## Cross Sectional Study: Overview, Examples & Benefits

## What is a Cross Sectional Study?

A cross-sectional study is an experimental design that analyzes data from a representative sample at a specific point in time. Researchers usually evaluate multiple attributes at once when using this design. Unlike longitudinal studies, these studies don’t track changes over time. [Read more…] about Cross Sectional Study: Overview, Examples & Benefits

## Longitudinal Study: Overview, Examples & Benefits

## What is a Longitudinal Study?

A longitudinal study is an experimental design that takes repeated measurements of the same subjects over time. These studies can span years or even decades. Unlike cross-sectional studies, which analyze data at a single point, longitudinal studies track changes and developments, producing a more dynamic assessment. [Read more…] about Longitudinal Study: Overview, Examples & Benefits

## Correlation vs Causation: Understanding the Differences

Correlation vs causation in statistics is a critical distinction. And you’ve undoubtedly heard that correlation doesn’t imply causation. Why is that the case, what are the differences between them, and why do they matter? Those are the topics of this post! [Read more…] about Correlation vs Causation: Understanding the Differences

## Observational Study vs Experiment with Examples

## Comparing Observational Studies vs Experiments
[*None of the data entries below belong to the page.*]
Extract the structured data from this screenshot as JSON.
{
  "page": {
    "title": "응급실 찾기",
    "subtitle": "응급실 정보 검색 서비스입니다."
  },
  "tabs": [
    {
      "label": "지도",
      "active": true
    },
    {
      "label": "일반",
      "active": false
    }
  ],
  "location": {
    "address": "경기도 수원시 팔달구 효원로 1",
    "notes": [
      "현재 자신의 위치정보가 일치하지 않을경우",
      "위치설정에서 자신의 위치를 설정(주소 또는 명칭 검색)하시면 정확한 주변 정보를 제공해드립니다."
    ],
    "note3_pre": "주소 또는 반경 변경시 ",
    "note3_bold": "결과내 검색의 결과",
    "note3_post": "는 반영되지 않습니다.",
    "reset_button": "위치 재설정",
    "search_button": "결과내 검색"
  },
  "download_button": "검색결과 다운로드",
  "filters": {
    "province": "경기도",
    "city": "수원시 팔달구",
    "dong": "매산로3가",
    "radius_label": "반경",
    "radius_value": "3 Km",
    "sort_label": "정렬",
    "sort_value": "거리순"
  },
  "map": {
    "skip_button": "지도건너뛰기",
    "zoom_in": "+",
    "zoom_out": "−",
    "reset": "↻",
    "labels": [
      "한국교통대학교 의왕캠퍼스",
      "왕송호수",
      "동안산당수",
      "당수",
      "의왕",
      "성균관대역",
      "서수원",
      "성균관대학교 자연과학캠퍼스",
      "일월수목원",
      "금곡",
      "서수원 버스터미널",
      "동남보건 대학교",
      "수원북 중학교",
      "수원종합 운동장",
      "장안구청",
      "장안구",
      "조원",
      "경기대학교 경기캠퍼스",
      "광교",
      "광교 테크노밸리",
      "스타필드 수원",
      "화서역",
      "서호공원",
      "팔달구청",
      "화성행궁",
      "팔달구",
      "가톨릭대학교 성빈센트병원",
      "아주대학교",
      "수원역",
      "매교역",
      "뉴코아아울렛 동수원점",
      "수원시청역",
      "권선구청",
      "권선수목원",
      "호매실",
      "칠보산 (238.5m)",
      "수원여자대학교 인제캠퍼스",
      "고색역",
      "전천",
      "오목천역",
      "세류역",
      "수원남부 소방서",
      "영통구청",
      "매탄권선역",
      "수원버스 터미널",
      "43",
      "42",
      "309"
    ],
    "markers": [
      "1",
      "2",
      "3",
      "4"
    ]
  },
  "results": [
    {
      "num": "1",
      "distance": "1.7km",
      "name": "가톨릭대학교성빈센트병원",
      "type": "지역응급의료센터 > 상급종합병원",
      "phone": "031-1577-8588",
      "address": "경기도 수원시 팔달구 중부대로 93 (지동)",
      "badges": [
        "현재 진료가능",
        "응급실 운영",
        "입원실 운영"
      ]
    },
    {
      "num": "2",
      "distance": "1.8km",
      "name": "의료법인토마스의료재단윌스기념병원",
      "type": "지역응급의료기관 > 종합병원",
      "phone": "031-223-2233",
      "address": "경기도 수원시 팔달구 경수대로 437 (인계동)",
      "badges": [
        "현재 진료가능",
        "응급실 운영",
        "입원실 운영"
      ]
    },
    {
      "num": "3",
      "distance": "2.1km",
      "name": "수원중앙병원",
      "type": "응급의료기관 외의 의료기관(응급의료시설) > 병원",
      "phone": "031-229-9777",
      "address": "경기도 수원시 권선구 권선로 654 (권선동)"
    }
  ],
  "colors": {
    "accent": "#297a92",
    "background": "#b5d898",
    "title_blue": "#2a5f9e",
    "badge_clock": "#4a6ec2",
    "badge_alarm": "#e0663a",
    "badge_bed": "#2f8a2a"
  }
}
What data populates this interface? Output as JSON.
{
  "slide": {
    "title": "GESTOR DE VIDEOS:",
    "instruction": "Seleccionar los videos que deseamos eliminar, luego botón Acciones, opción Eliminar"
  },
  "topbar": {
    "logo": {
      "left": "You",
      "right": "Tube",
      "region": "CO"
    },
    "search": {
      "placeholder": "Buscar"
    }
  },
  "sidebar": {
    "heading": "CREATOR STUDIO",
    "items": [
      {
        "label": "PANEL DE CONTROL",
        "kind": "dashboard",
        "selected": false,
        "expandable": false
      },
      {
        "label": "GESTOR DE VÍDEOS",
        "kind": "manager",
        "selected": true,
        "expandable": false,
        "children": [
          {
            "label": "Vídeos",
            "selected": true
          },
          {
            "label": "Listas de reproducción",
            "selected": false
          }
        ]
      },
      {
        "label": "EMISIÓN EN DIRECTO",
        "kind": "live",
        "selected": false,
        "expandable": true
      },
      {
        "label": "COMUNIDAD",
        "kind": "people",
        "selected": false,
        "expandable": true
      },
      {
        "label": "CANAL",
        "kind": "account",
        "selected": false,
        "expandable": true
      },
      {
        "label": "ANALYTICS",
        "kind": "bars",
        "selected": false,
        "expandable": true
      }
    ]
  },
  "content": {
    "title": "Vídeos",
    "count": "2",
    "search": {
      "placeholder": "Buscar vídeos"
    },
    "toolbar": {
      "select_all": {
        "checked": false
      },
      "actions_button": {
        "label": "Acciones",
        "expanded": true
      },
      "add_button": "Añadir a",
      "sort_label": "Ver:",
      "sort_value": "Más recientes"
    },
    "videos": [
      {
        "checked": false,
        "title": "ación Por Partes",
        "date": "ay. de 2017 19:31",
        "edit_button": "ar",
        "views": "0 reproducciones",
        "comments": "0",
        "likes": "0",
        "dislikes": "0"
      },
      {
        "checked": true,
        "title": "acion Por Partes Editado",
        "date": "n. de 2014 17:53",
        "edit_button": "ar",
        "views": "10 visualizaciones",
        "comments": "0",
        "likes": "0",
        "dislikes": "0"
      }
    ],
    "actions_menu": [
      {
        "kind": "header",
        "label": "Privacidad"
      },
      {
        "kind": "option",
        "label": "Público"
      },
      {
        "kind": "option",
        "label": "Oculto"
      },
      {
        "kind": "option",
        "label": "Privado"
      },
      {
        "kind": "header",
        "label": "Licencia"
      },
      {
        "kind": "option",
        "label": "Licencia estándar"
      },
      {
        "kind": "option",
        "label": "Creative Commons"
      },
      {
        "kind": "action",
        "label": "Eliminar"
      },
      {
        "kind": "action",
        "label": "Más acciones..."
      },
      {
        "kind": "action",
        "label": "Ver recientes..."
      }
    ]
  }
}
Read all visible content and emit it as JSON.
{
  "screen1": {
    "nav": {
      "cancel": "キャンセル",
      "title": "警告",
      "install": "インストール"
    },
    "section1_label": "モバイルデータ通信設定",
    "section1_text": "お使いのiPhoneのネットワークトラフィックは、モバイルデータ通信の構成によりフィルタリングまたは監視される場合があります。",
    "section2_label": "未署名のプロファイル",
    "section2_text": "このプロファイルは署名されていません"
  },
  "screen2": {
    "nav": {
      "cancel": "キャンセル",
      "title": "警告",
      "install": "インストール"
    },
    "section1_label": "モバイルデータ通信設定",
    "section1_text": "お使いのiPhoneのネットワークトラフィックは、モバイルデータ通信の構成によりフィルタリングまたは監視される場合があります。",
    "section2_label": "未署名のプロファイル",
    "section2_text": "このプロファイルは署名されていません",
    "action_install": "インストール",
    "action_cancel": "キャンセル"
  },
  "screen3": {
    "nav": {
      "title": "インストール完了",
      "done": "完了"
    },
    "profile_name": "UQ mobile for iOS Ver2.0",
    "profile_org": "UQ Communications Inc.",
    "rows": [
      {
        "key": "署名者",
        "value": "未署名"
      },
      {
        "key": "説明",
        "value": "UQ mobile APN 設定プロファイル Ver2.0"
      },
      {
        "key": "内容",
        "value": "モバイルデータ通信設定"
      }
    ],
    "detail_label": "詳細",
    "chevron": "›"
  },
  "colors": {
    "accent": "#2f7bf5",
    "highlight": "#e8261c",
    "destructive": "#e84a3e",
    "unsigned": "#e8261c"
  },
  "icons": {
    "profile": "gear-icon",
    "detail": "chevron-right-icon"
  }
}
Observational studies and experiments are two standard research methods for understanding the world. Both research designs collect data and use statistical analysis to understand relationships between variables. Beyond that commonality, they are vastly different and have dissimilar sets of pros and cons. [Read more…] about Observational Study vs Experiment with Examples

## Goodness of Fit: Definition & Tests

## What is Goodness of Fit?

Goodness of fit evaluates how well observed data align with the expected values from a statistical model. [Read more…] about Goodness of Fit: Definition & Tests

## Placebo Effect Overview: Definition & Examples

## What is the Placebo Effect?

The placebo effect occurs when a fake medical treatment produces real medical benefits psychosomatically. In short, believing in the treatment and the power of the mind can help someone feel better. The placebo effect can be so powerful that it mimics genuine medicine. Consequently, scientists need to control for it when conducting clinical trials. [Read more…] about Placebo Effect Overview: Definition & Examples

## Randomized Controlled Trial (RCT) Overview

## What is a Randomized Controlled Trial (RCT)?

A randomized controlled trial (RCT) is a prospective experimental design that randomly assigns participants to an experimental or control group. RCTs are the gold standard for establishing causal relationships and ruling out confounding variables and selection bias. Researchers must be able to control who receives the treatments and who are the controls to use this design. [Read more…] about Randomized Controlled Trial (RCT) Overview

## Prospective Study: Definition, Benefits & Examples

## What is a Prospective Study?

A prospective study is an experimental design that looks forward in time and observes events as they happen. Participants begin the study without having a condition of interest. Then researchers gather data and take measurements at regular intervals to identify the occurrence of specific outcomes along with other data that might relate to them. [Read more…] about Prospective Study: Definition, Benefits & Examples